Article: The disablement process.[show abstract] [hide abstract]
ABSTRACT: Building on prior conceptual schemes, this article presents a sociomedical model of disability, called The Disablement Process, that is especially useful for epidemiological and clinical research. The Disablement Process: (1) describes how chronic and acute conditions affect functioning in specific body systems, generic physical and mental actions, and activities of daily life, and (2) describes the personal and environmental factors that speed or slow disablement, namely, risk factors, interventions, and exacerbators. A main pathway that links Pathology, Impairments, Functional Limitations, and Disability is explicated. Disability is defined as difficulty doing activities in any domain of life (from hygiene to hobbies, errands to sleep) due to a health or physical problem. Feedback effects are included in the model to cover dysfunction spirals (pernicious loops of dysfunction) and secondary conditions (new pathology launched by a given disablement process). We distinguish intrinsic disability (without personal or equipment assistance) and actual disability (with such assistance), noting the scientific and political importance of measuring both. Disability is not a personal characteristic, but is instead a gap between personal capability and environmental demand. Survey researchers and clinicians tend to focus on personal capability, overlooking the efforts people commonly make to reduce demand by activity accommodations, environmental modifications, psychological coping, and external supports.

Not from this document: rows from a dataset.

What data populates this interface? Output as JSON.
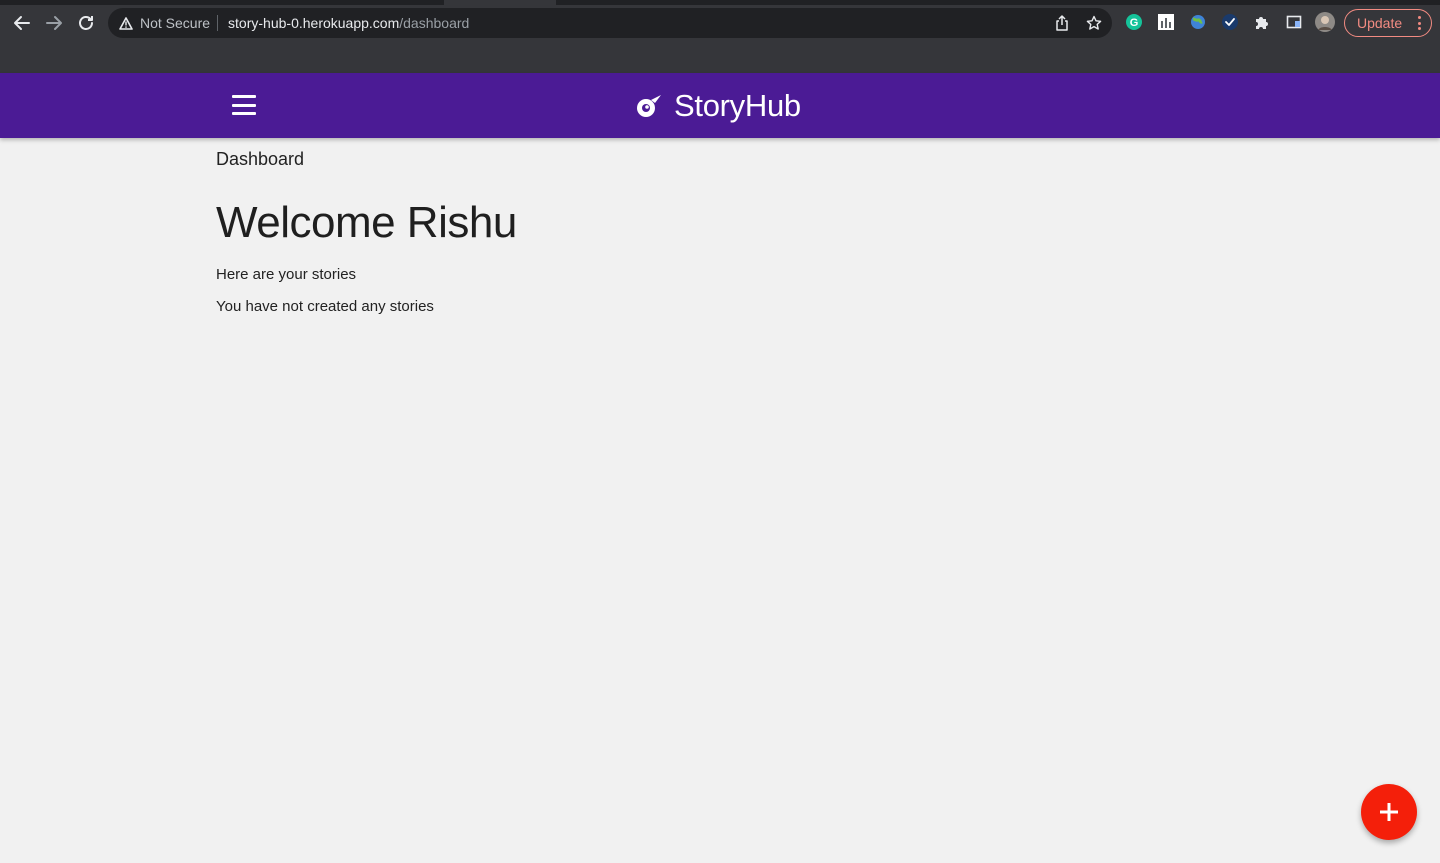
{
  "browser": {
    "security_label": "Not Secure",
    "url_host": "story-hub-0.herokuapp.com",
    "url_path": "/dashboard",
    "update_label": "Update",
    "extensions": [
      "grammarly-icon",
      "bar-chart-icon",
      "globe-icon",
      "check-icon",
      "puzzle-icon",
      "sidebar-icon",
      "profile-avatar"
    ]
  },
  "navbar": {
    "brand": "StoryHub",
    "brand_color": "#4b1b95"
  },
  "main": {
    "breadcrumb": "Dashboard",
    "welcome": "Welcome Rishu",
    "subtitle": "Here are your stories",
    "empty_message": "You have not created any stories"
  },
  "fab": {
    "icon": "plus-icon",
    "color": "#f41f0a"
  }
}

We compare the disablement experiences of people who acquire chronic conditions early in life (lifelong disability) and those who acquire them in mid or late life (late-life disability). The Disablement Process can help inform research (the epidemiology of disability) and public health (prevention of disability) activities.Social Science [?] Medicine 02/1994; 38(1):1-14. · 2.73 Impact Factor